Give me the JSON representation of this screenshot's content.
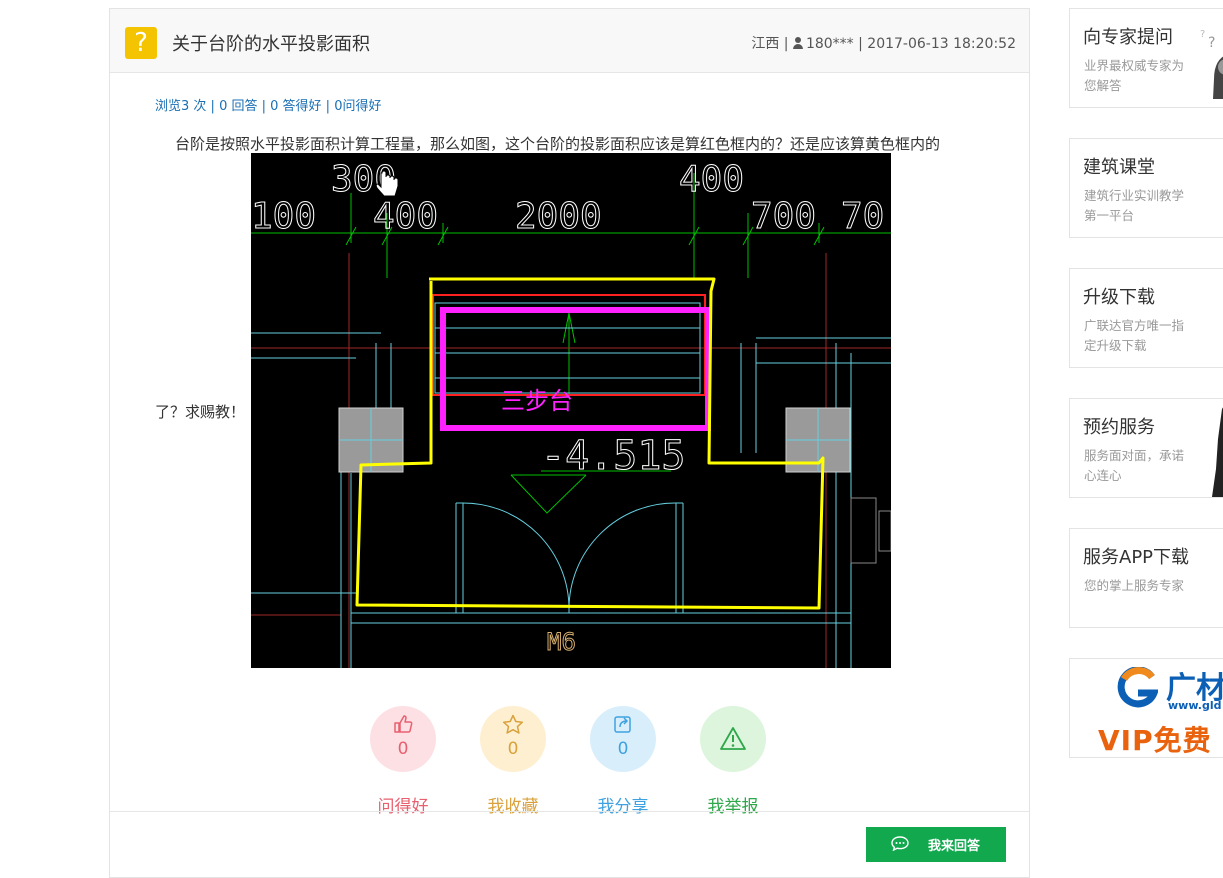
{
  "question": {
    "title": "关于台阶的水平投影面积",
    "meta": {
      "region": "江西 |",
      "user": "180***",
      "datetime": "| 2017-06-13 18:20:52"
    },
    "stats": {
      "views": "浏览3 次",
      "answers": "0 回答",
      "good_answers": "0 答得好",
      "good_questions": "0问得好",
      "separator": " | "
    },
    "body_line1": "台阶是按照水平投影面积计算工程量，那么如图，这个台阶的投影面积应该是算红色框内的？还是应该算黄色框内的",
    "body_line2": "了？求赐教！",
    "drawing": {
      "dims_top": [
        "300",
        "400"
      ],
      "dims_row2": [
        "100",
        "400",
        "2000",
        "700",
        "70"
      ],
      "label_steps": "三步台",
      "elevation": "-4.515",
      "door_label": "M6",
      "colors": {
        "background": "#000000",
        "yellow_frame": "#ffff00",
        "red_frame": "#ff2020",
        "magenta_frame": "#ff22ff",
        "dim_lines": "#00c000",
        "walls": "#66d0e0",
        "axis": "#c03030"
      }
    }
  },
  "actions": [
    {
      "icon": "thumbs-up-icon",
      "count": "0",
      "label": "问得好"
    },
    {
      "icon": "star-icon",
      "count": "0",
      "label": "我收藏"
    },
    {
      "icon": "share-icon",
      "count": "0",
      "label": "我分享"
    },
    {
      "icon": "warning-icon",
      "count": "",
      "label": "我举报"
    }
  ],
  "answer_button": "我来回答",
  "sidebar": [
    {
      "title": "向专家提问",
      "desc": "业界最权威专家为您解答"
    },
    {
      "title": "建筑课堂",
      "desc": "建筑行业实训教学第一平台"
    },
    {
      "title": "升级下载",
      "desc": "广联达官方唯一指定升级下载"
    },
    {
      "title": "预约服务",
      "desc": "服务面对面，承诺心连心"
    },
    {
      "title": "服务APP下载",
      "desc": "您的掌上服务专家"
    }
  ],
  "ad": {
    "brand": "广材",
    "url": "www.gld",
    "slogan": "VIP免费"
  }
}
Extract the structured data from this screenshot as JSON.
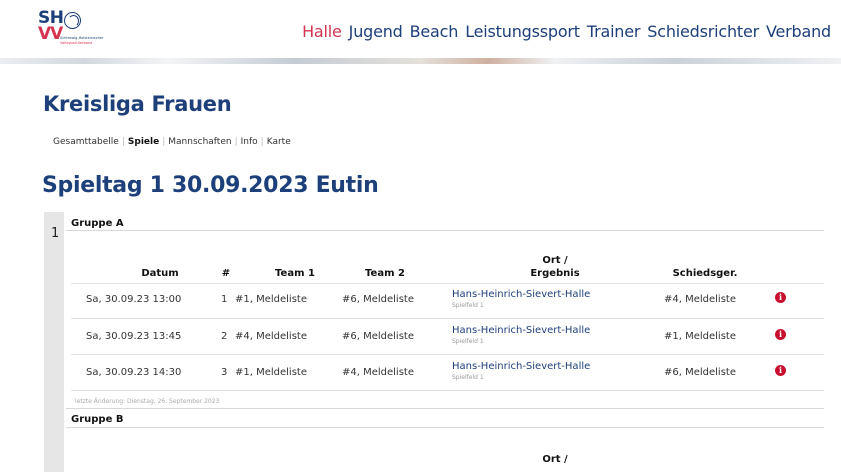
{
  "logo": {
    "abbr_top": "SH",
    "abbr_bottom": "VV",
    "tagline_1": "Schleswig-Holsteinischer",
    "tagline_2": "Volleyball-Verband"
  },
  "nav": {
    "items": [
      {
        "label": "Halle",
        "active": true
      },
      {
        "label": "Jugend",
        "active": false
      },
      {
        "label": "Beach",
        "active": false
      },
      {
        "label": "Leistungssport",
        "active": false
      },
      {
        "label": "Trainer",
        "active": false
      },
      {
        "label": "Schiedsrichter",
        "active": false
      },
      {
        "label": "Verband",
        "active": false
      }
    ]
  },
  "page": {
    "title": "Kreisliga Frauen",
    "subnav": [
      {
        "label": "Gesamttabelle",
        "active": false
      },
      {
        "label": "Spiele",
        "active": true
      },
      {
        "label": "Mannschaften",
        "active": false
      },
      {
        "label": "Info",
        "active": false
      },
      {
        "label": "Karte",
        "active": false
      }
    ],
    "spieltag_title": "Spieltag 1 30.09.2023 Eutin",
    "day_number": "1"
  },
  "groups": [
    {
      "label": "Gruppe A"
    },
    {
      "label": "Gruppe B"
    }
  ],
  "table": {
    "headers": {
      "datum": "Datum",
      "nr": "#",
      "team1": "Team 1",
      "team2": "Team 2",
      "ort_line1": "Ort /",
      "ort_line2": "Ergebnis",
      "schiedsger": "Schiedsger."
    },
    "rows": [
      {
        "datum": "Sa, 30.09.23 13:00",
        "nr": "1",
        "team1": "#1, Meldeliste",
        "team2": "#6, Meldeliste",
        "venue": "Hans-Heinrich-Sievert-Halle",
        "field": "Spielfeld 1",
        "schiedsger": "#4, Meldeliste"
      },
      {
        "datum": "Sa, 30.09.23 13:45",
        "nr": "2",
        "team1": "#4, Meldeliste",
        "team2": "#6, Meldeliste",
        "venue": "Hans-Heinrich-Sievert-Halle",
        "field": "Spielfeld 1",
        "schiedsger": "#1, Meldeliste"
      },
      {
        "datum": "Sa, 30.09.23 14:30",
        "nr": "3",
        "team1": "#1, Meldeliste",
        "team2": "#4, Meldeliste",
        "venue": "Hans-Heinrich-Sievert-Halle",
        "field": "Spielfeld 1",
        "schiedsger": "#6, Meldeliste"
      }
    ],
    "info_icon_glyph": "i"
  },
  "footnote": "letzte Änderung: Dienstag, 26. September 2023",
  "group_b_header": {
    "ort_line1": "Ort /"
  }
}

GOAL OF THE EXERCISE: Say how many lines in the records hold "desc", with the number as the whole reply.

EXPECTED ANSWER: 5